Note: Structural Systems (Sub-contractor/ Applicant) provided security for the performance of a construction contract of an apartment block in Melbourne, Australia in favor of Hansen Yuncken (Principal Contractor/Beneficiary) in the form of two demand guarantees issued by National Australia Bank in the amount of AU$316,500. Although the Subcontractor/Applicant's work of concreting, posttensioning, and form work was "substantially completed", various disputes persisted. When they were not resolved, Principal Contractor/Beneficiary issued a formal notice of claim required by the contract and drew down both demand guarantees, which were honored.

Claiming that the drawing was unconscionable under the Australia Trade Practices Act, Structural Systems (Sub-contractor/Applicant) sued Principal Contractor/Beneficiary for compensation and moved for pre-judgment relief requiring immediate repayment of AU$316,000, the amount of one of the demand guarantees as a result of a contractual provision requiring release of one half of the security when a certificate of partial completion was issued.
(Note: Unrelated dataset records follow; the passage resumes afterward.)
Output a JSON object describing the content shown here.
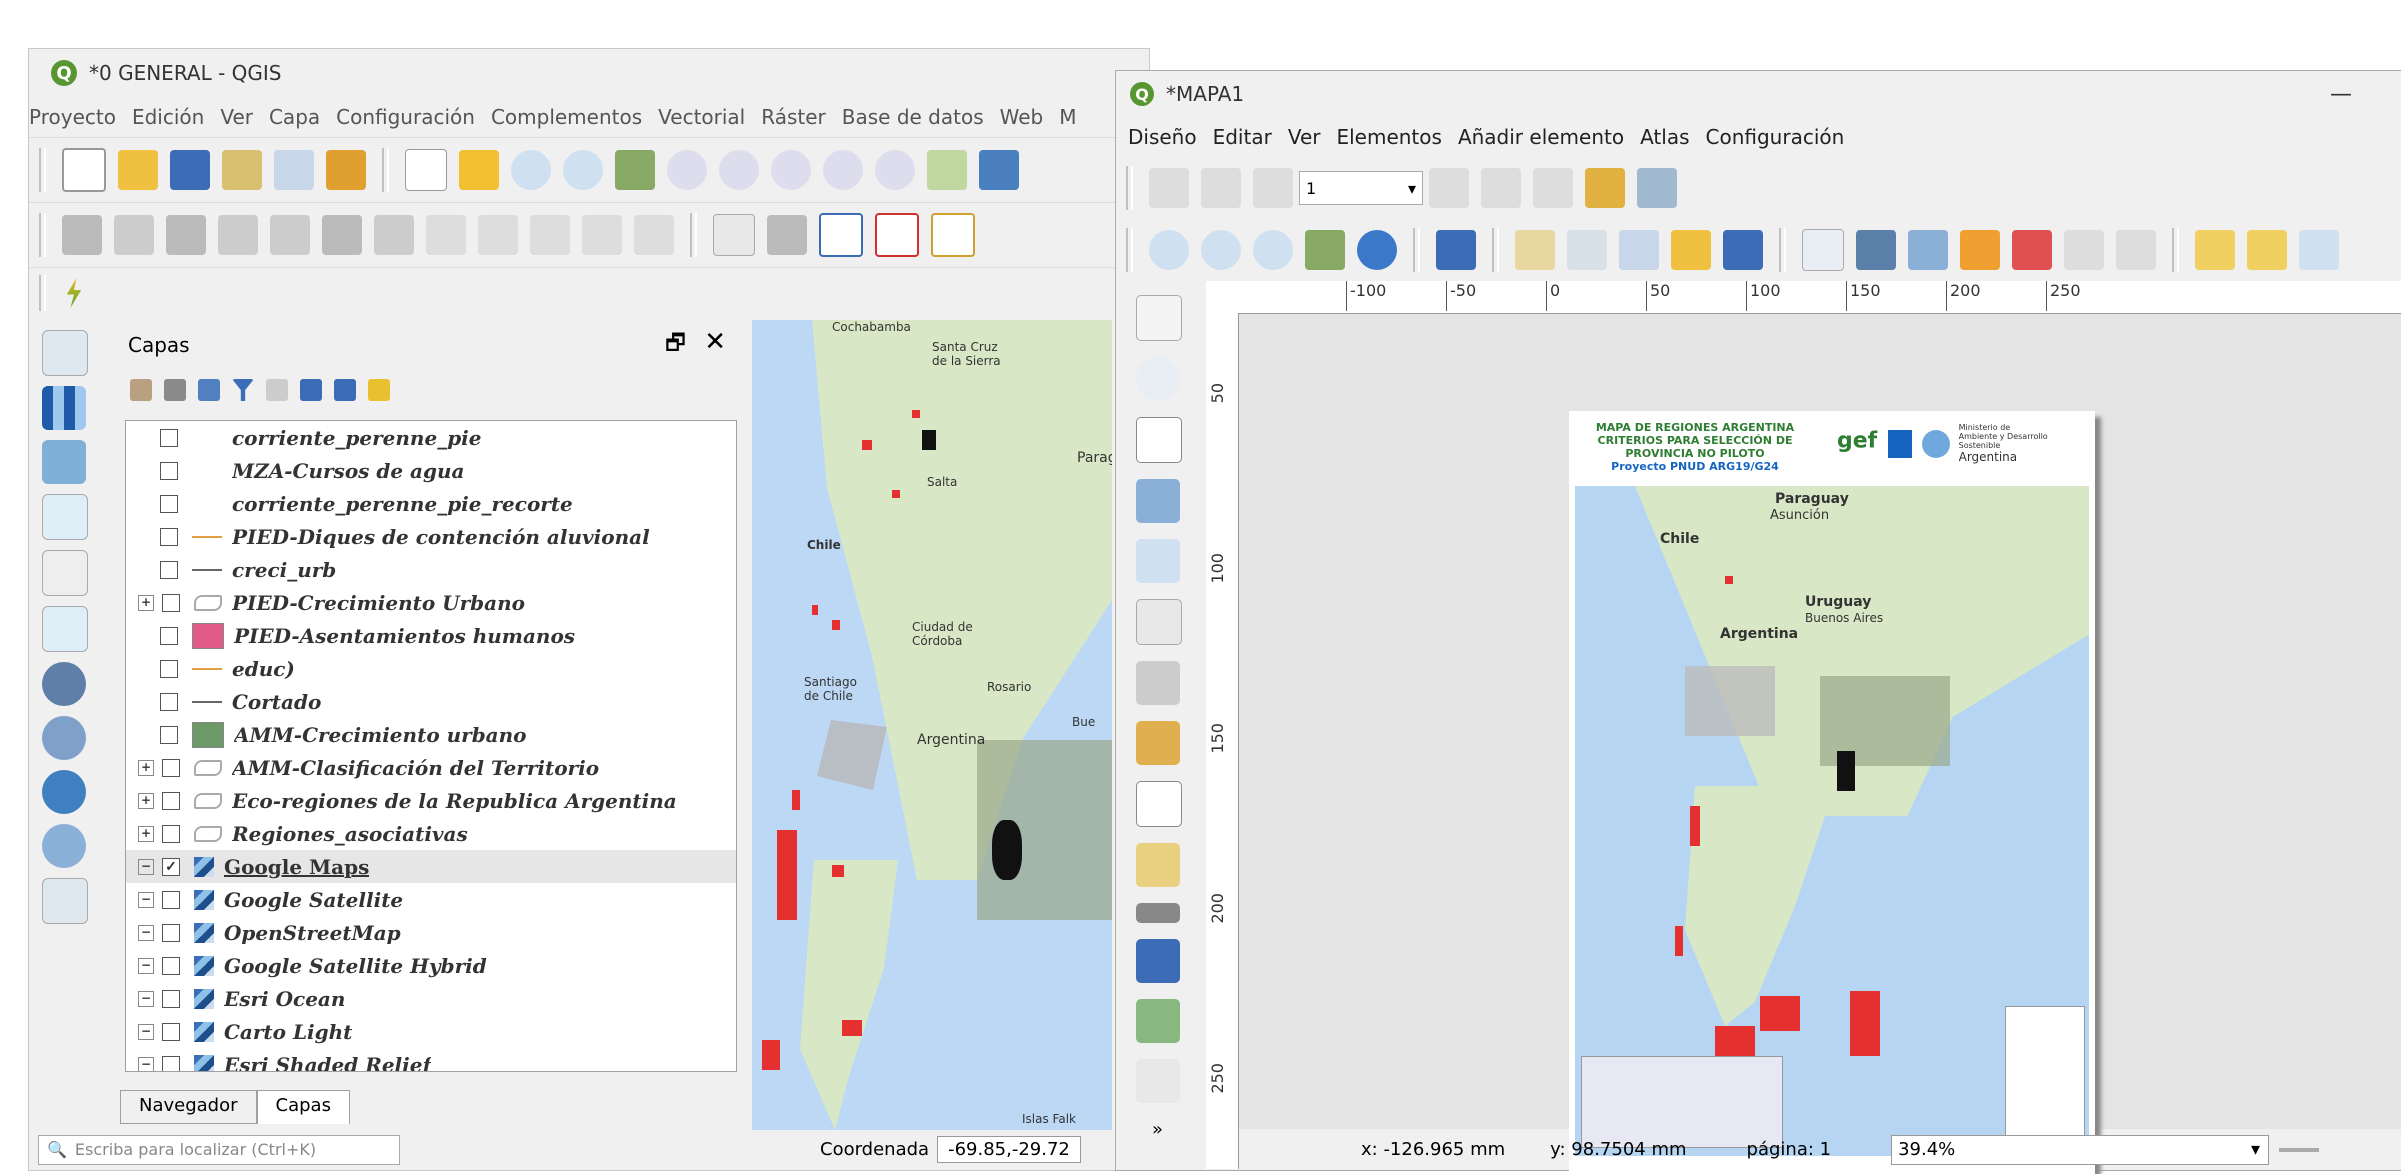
{
  "qgis": {
    "title": "*0 GENERAL - QGIS",
    "menu": [
      "Proyecto",
      "Edición",
      "Ver",
      "Capa",
      "Configuración",
      "Complementos",
      "Vectorial",
      "Ráster",
      "Base de datos",
      "Web",
      "M"
    ],
    "layers_panel": {
      "title": "Capas",
      "tabs": [
        "Navegador",
        "Capas"
      ],
      "items": [
        {
          "label": "corriente_perenne_pie",
          "expander": "",
          "checked": "",
          "symbol": "none"
        },
        {
          "label": "MZA-Cursos de agua",
          "expander": "",
          "checked": "",
          "symbol": "none"
        },
        {
          "label": "corriente_perenne_pie_recorte",
          "expander": "",
          "checked": "",
          "symbol": "none"
        },
        {
          "label": "PIED-Diques de contención aluvional",
          "expander": "",
          "checked": "",
          "symbol": "orange"
        },
        {
          "label": "creci_urb",
          "expander": "",
          "checked": "",
          "symbol": "line"
        },
        {
          "label": "PIED-Crecimiento Urbano",
          "expander": "+",
          "checked": "",
          "symbol": "poly"
        },
        {
          "label": "PIED-Asentamientos humanos",
          "expander": "",
          "checked": "",
          "symbol": "red"
        },
        {
          "label": "educ)",
          "expander": "",
          "checked": "",
          "symbol": "orange"
        },
        {
          "label": "Cortado",
          "expander": "",
          "checked": "",
          "symbol": "line"
        },
        {
          "label": "AMM-Crecimiento urbano",
          "expander": "",
          "checked": "",
          "symbol": "green"
        },
        {
          "label": "AMM-Clasificación del Territorio",
          "expander": "+",
          "checked": "",
          "symbol": "poly"
        },
        {
          "label": "Eco-regiones de la Republica Argentina",
          "expander": "+",
          "checked": "",
          "symbol": "poly"
        },
        {
          "label": "Regiones_asociativas",
          "expander": "+",
          "checked": "",
          "symbol": "poly"
        },
        {
          "label": "Google Maps",
          "expander": "−",
          "checked": "✓",
          "symbol": "tile"
        },
        {
          "label": "Google Satellite",
          "expander": "−",
          "checked": "",
          "symbol": "tile"
        },
        {
          "label": "OpenStreetMap",
          "expander": "−",
          "checked": "",
          "symbol": "tile"
        },
        {
          "label": "Google Satellite Hybrid",
          "expander": "−",
          "checked": "",
          "symbol": "tile"
        },
        {
          "label": "Esri Ocean",
          "expander": "−",
          "checked": "",
          "symbol": "tile"
        },
        {
          "label": "Carto Light",
          "expander": "−",
          "checked": "",
          "symbol": "tile"
        },
        {
          "label": "Esri Shaded Relief",
          "expander": "−",
          "checked": "",
          "symbol": "tile"
        }
      ]
    },
    "map_labels": {
      "l1": "Cochabamba",
      "l2": "Santa Cruz de la Sierra",
      "l3": "Parag",
      "l4": "Chile",
      "l5": "Salta",
      "l6": "Ciudad de Córdoba",
      "l7": "Santiago de Chile",
      "l8": "Rosario",
      "l9": "Argentina",
      "l10": "Bue",
      "l11": "Islas Falk"
    },
    "status": {
      "locator_placeholder": "Escriba para localizar (Ctrl+K)",
      "coord_label": "Coordenada",
      "coord_value": "-69.85,-29.72"
    }
  },
  "composer": {
    "title": "*MAPA1",
    "menu": [
      "Diseño",
      "Editar",
      "Ver",
      "Elementos",
      "Añadir elemento",
      "Atlas",
      "Configuración"
    ],
    "atlas_page": "1",
    "ruler_h": [
      "-100",
      "-50",
      "0",
      "50",
      "100",
      "150",
      "200",
      "250"
    ],
    "ruler_v": [
      "50",
      "100",
      "150",
      "200",
      "250"
    ],
    "page": {
      "title_line1": "MAPA DE REGIONES ARGENTINA",
      "title_line2": "CRITERIOS PARA SELECCIÓN DE",
      "title_line3": "PROVINCIA NO PILOTO",
      "title_line4": "Proyecto PNUD ARG19/G24",
      "logo_text": "gef",
      "ministry": "Ministerio de Ambiente y Desarrollo Sostenible",
      "country": "Argentina",
      "map_labels": {
        "paraguay": "Paraguay",
        "asuncion": "Asunción",
        "chile": "Chile",
        "uruguay": "Uruguay",
        "argentina": "Argentina",
        "buenos_aires": "Buenos Aires"
      }
    },
    "status": {
      "x": "x: -126.965 mm",
      "y": "y: 98.7504 mm",
      "page": "página: 1",
      "zoom": "39.4%"
    }
  }
}
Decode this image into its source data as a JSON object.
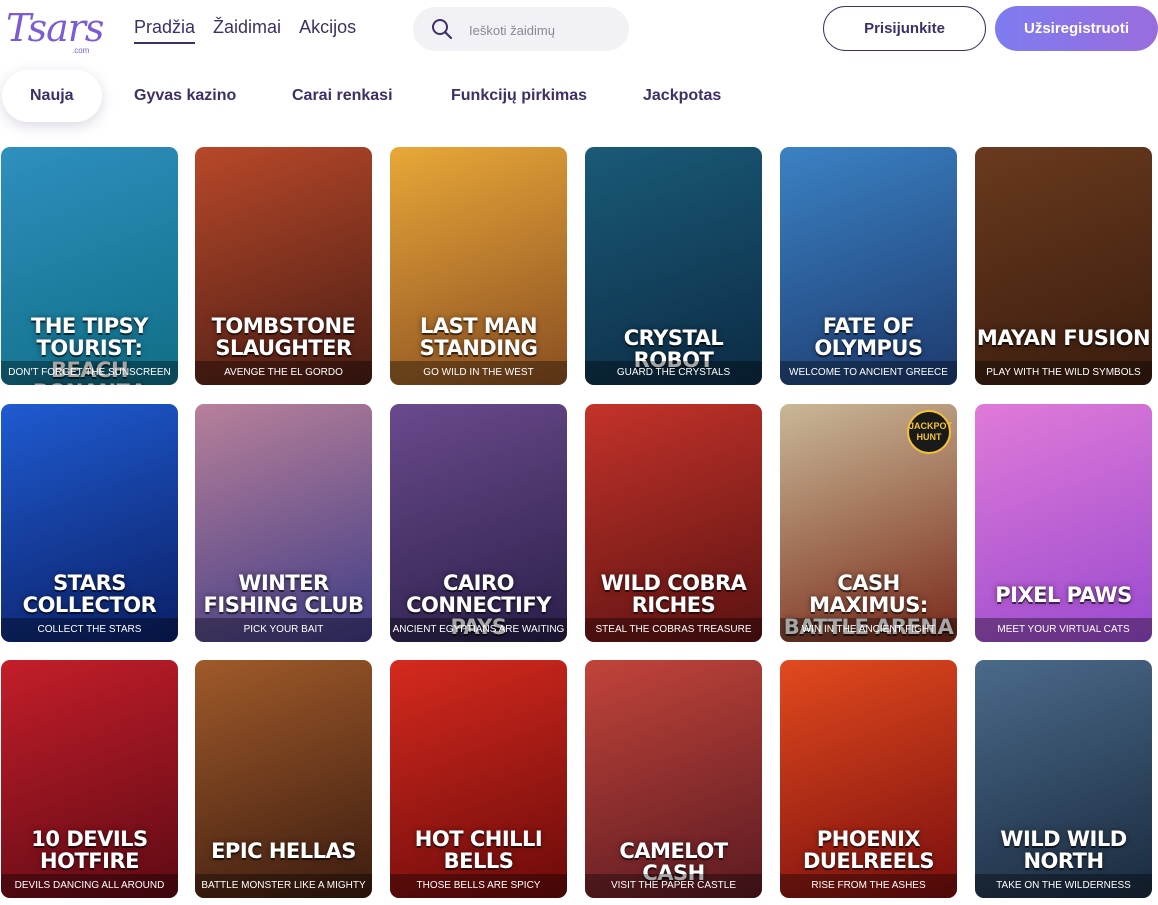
{
  "brand": {
    "logo": "Tsars",
    "logo_sub": ".com"
  },
  "nav": [
    {
      "label": "Pradžia",
      "active": true
    },
    {
      "label": "Žaidimai",
      "active": false
    },
    {
      "label": "Akcijos",
      "active": false
    }
  ],
  "search": {
    "placeholder": "Ieškoti žaidimų",
    "value": ""
  },
  "auth": {
    "login_label": "Prisijunkite",
    "register_label": "Užsiregistruoti"
  },
  "tabs": [
    {
      "label": "Nauja",
      "active": true
    },
    {
      "label": "Gyvas kazino",
      "active": false
    },
    {
      "label": "Carai renkasi",
      "active": false
    },
    {
      "label": "Funkcijų pirkimas",
      "active": false
    },
    {
      "label": "Jackpotas",
      "active": false
    }
  ],
  "games": [
    {
      "title": "THE TIPSY TOURIST: BEACH BONANZA",
      "subtitle": "DON'T FORGET THE SUNSCREEN",
      "colors": [
        "#2f8fbf",
        "#0f6f86"
      ],
      "badge": ""
    },
    {
      "title": "TOMBSTONE SLAUGHTER",
      "subtitle": "AVENGE THE EL GORDO",
      "colors": [
        "#b8482a",
        "#4a1d14"
      ],
      "badge": ""
    },
    {
      "title": "LAST MAN STANDING",
      "subtitle": "GO WILD IN THE WEST",
      "colors": [
        "#e8a838",
        "#8a4e22"
      ],
      "badge": ""
    },
    {
      "title": "CRYSTAL ROBOT",
      "subtitle": "GUARD THE CRYSTALS",
      "colors": [
        "#1a5a78",
        "#0c2b44"
      ],
      "badge": ""
    },
    {
      "title": "FATE OF OLYMPUS",
      "subtitle": "WELCOME TO ANCIENT GREECE",
      "colors": [
        "#3b82c4",
        "#1d3a6e"
      ],
      "badge": ""
    },
    {
      "title": "MAYAN FUSION",
      "subtitle": "PLAY WITH THE WILD SYMBOLS",
      "colors": [
        "#6a3a1e",
        "#3a1c0e"
      ],
      "badge": ""
    },
    {
      "title": "STARS COLLECTOR",
      "subtitle": "COLLECT THE STARS",
      "colors": [
        "#1f5bd1",
        "#0b1f66"
      ],
      "badge": ""
    },
    {
      "title": "WINTER FISHING CLUB",
      "subtitle": "PICK YOUR BAIT",
      "colors": [
        "#b8809a",
        "#3f3c86"
      ],
      "badge": ""
    },
    {
      "title": "CAIRO CONNECTIFY PAYS",
      "subtitle": "ANCIENT EGYPTIANS ARE WAITING",
      "colors": [
        "#6a4a8c",
        "#2a1f4a"
      ],
      "badge": ""
    },
    {
      "title": "WILD COBRA RICHES",
      "subtitle": "STEAL THE COBRAS TREASURE",
      "colors": [
        "#c4332a",
        "#5a1212"
      ],
      "badge": ""
    },
    {
      "title": "CASH MAXIMUS: BATTLE ARENA",
      "subtitle": "WIN IN THE ANCIENT FIGHT",
      "colors": [
        "#c9b898",
        "#7a2a1a"
      ],
      "badge": "JACKPOT HUNT"
    },
    {
      "title": "PIXEL PAWS",
      "subtitle": "MEET YOUR VIRTUAL CATS",
      "colors": [
        "#e07ad8",
        "#9a4ad0"
      ],
      "badge": ""
    },
    {
      "title": "10 DEVILS HOTFIRE",
      "subtitle": "DEVILS DANCING ALL AROUND",
      "colors": [
        "#c41e2a",
        "#5e0a14"
      ],
      "badge": ""
    },
    {
      "title": "EPIC HELLAS",
      "subtitle": "BATTLE MONSTER LIKE A MIGHTY",
      "colors": [
        "#a05a2a",
        "#3c1c10"
      ],
      "badge": ""
    },
    {
      "title": "HOT CHILLI BELLS",
      "subtitle": "THOSE BELLS ARE SPICY",
      "colors": [
        "#d62a1e",
        "#6a0a0a"
      ],
      "badge": ""
    },
    {
      "title": "CAMELOT CASH",
      "subtitle": "VISIT THE PAPER CASTLE",
      "colors": [
        "#c2443a",
        "#5a1a22"
      ],
      "badge": ""
    },
    {
      "title": "PHOENIX DUELREELS",
      "subtitle": "RISE FROM THE ASHES",
      "colors": [
        "#e24a1e",
        "#7a0e0e"
      ],
      "badge": ""
    },
    {
      "title": "WILD WILD NORTH",
      "subtitle": "TAKE ON THE WILDERNESS",
      "colors": [
        "#4a6a8a",
        "#1a2a3e"
      ],
      "badge": ""
    }
  ]
}
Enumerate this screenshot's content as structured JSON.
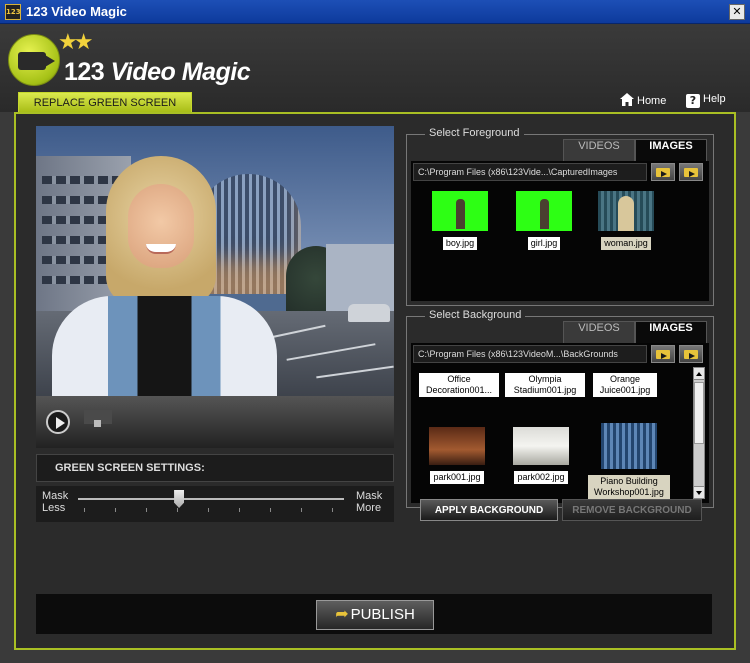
{
  "window": {
    "title": "123 Video Magic",
    "icon_text": "123",
    "close_label": "✕"
  },
  "header": {
    "logo_num": "123",
    "logo_name": " Video Magic",
    "page_tab": "REPLACE GREEN SCREEN",
    "home_label": "Home",
    "help_label": "Help",
    "help_glyph": "?"
  },
  "settings": {
    "title": "GREEN SCREEN SETTINGS:",
    "mask_less": "Mask Less",
    "mask_more": "Mask More",
    "mask_level_percent": 38
  },
  "foreground": {
    "legend": "Select Foreground",
    "tabs": [
      {
        "label": "VIDEOS",
        "active": false
      },
      {
        "label": "IMAGES",
        "active": true
      }
    ],
    "path": "C:\\Program Files (x86\\123Vide...\\CapturedImages",
    "items": [
      {
        "label": "boy.jpg"
      },
      {
        "label": "girl.jpg"
      },
      {
        "label": "woman.jpg",
        "selected": true
      }
    ]
  },
  "background": {
    "legend": "Select Background",
    "tabs": [
      {
        "label": "VIDEOS",
        "active": false
      },
      {
        "label": "IMAGES",
        "active": true
      }
    ],
    "path": "C:\\Program Files (x86\\123VideoM...\\BackGrounds",
    "items": [
      {
        "label": "Office Decoration001..."
      },
      {
        "label": "Olympia Stadium001.jpg"
      },
      {
        "label": "Orange Juice001.jpg"
      },
      {
        "label": "park001.jpg"
      },
      {
        "label": "park002.jpg"
      },
      {
        "label": "Piano Building Workshop001.jpg",
        "selected": true
      }
    ],
    "apply_label": "APPLY BACKGROUND",
    "remove_label": "REMOVE BACKGROUND"
  },
  "publish": {
    "label": "PUBLISH"
  }
}
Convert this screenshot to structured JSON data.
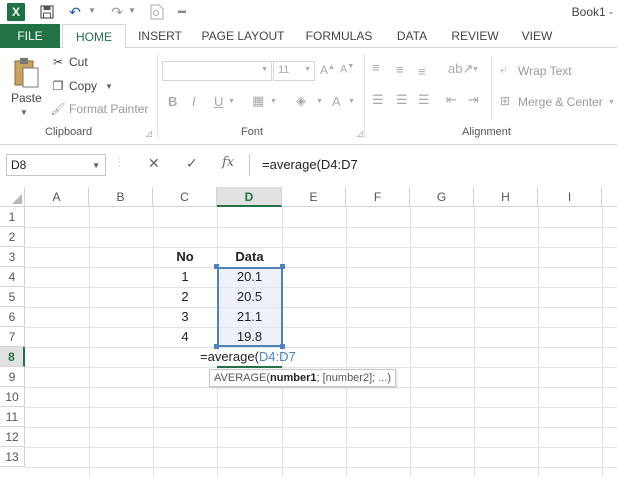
{
  "title": {
    "book": "Book1 -"
  },
  "quick_access": {
    "logo": "X"
  },
  "tabs": [
    "FILE",
    "HOME",
    "INSERT",
    "PAGE LAYOUT",
    "FORMULAS",
    "DATA",
    "REVIEW",
    "VIEW"
  ],
  "ribbon": {
    "clipboard": {
      "paste": "Paste",
      "cut": "Cut",
      "copy": "Copy",
      "format_painter": "Format Painter",
      "label": "Clipboard"
    },
    "font": {
      "size": "11",
      "bold": "B",
      "italic": "I",
      "underline": "U",
      "font_color": "A",
      "label": "Font"
    },
    "alignment": {
      "wrap_text": "Wrap Text",
      "merge_center": "Merge & Center",
      "label": "Alignment"
    }
  },
  "formula_bar": {
    "name_box": "D8",
    "cancel": "✕",
    "enter": "✓",
    "fx": "fx",
    "formula": "=average(D4:D7"
  },
  "columns": [
    "A",
    "B",
    "C",
    "D",
    "E",
    "F",
    "G",
    "H",
    "I"
  ],
  "rows": [
    "1",
    "2",
    "3",
    "4",
    "5",
    "6",
    "7",
    "8",
    "9",
    "10",
    "11",
    "12",
    "13"
  ],
  "cells": {
    "C3": "No",
    "D3": "Data",
    "C4": "1",
    "D4": "20.1",
    "C5": "2",
    "D5": "20.5",
    "C6": "3",
    "D6": "21.1",
    "C7": "4",
    "D7": "19.8"
  },
  "editing": {
    "prefix": "=average(",
    "ref": "D4:D7"
  },
  "tooltip": {
    "fn": "AVERAGE(",
    "arg1": "number1",
    "rest": "; [number2]; ...)"
  },
  "colors": {
    "excel_green": "#217346",
    "ref_blue": "#4f81bd"
  }
}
Principal Contractor/Beneficiary alleged, however, that Applicant/Sub-contractor had not complied with the requirements of the underlying contract and that it was therefore not under any obligation to reduce the amount of the security to be drawn.

The Federal Court of Australia, Victoria District, Tracey, J., denied Sub-contractor/Applicant's motion for return of AU$316,500 drawn under the Guarantee conditioned on Principal Contractor/Beneficiary maintaining a balance of at least AU$316,000 in an account at its bank, indicating that if it were not prepared to do so, the request for the return of this amount would be granted. The Judge avoided concluding whether the conditions for the Guarantee had been satisfied as he opined that it would have little bearing on the resolution of the commercial disputes between the parties and would interfere in their resolution.


1. Unconscionability: Here is another Australian case brought by an Applicant invoking the vague notion of "unconscionability". Applicant urged the court to consider the effect of a drawing on a guarantee on its reputation. While the line of standby and demand guarantee cases permitting interruption of the obligation to honor is troubling, this case differs considerably. It is a post honor case involving the right to proceeds. As a result, the notion of unconscionability here is unrelated to LC laws and falls within the general law of contractual obligations.



The views expressed in this Case Summary are those of the Institute of International Banking Law and Practice and not necessarily those of ICC or the other partners in DC-PRO.